Material supplied ▸

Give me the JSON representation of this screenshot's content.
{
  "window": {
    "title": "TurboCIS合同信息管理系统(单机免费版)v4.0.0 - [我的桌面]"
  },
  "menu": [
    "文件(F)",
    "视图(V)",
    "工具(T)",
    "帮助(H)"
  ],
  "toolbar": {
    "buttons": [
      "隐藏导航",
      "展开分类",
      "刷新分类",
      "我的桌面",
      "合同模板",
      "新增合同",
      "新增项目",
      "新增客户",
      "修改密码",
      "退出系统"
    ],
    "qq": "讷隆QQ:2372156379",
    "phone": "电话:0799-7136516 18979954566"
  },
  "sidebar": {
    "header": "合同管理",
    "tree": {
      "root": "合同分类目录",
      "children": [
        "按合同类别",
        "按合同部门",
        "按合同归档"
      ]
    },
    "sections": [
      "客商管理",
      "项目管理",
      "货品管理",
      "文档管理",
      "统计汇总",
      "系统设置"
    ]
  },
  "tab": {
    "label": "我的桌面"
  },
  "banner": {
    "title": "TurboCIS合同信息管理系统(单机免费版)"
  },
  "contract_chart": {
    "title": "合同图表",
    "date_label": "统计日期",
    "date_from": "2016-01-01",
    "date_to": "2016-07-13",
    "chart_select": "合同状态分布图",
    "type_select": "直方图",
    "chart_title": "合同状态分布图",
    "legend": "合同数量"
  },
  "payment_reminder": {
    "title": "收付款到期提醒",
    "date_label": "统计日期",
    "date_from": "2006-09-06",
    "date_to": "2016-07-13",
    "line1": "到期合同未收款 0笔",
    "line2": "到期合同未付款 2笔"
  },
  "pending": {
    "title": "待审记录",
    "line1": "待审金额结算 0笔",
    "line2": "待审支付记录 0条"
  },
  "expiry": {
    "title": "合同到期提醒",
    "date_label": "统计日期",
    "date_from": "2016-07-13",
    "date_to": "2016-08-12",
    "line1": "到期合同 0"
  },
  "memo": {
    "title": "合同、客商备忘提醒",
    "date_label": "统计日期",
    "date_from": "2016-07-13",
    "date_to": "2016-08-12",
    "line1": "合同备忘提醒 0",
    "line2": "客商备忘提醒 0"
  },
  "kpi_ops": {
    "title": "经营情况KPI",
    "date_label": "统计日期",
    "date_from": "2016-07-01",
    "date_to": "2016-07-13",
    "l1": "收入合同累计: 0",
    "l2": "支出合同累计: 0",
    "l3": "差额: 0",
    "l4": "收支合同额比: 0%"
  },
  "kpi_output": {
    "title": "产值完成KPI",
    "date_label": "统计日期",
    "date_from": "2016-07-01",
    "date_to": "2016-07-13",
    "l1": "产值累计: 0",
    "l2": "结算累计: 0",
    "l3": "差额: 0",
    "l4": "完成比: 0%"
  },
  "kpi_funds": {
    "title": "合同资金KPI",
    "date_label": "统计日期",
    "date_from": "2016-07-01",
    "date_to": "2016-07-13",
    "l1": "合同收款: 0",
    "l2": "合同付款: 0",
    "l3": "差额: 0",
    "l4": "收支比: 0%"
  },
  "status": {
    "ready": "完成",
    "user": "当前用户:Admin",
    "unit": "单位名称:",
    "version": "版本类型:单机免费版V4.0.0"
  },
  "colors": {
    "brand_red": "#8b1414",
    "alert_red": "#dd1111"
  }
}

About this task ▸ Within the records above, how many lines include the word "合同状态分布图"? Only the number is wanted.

Task answer ▸ 2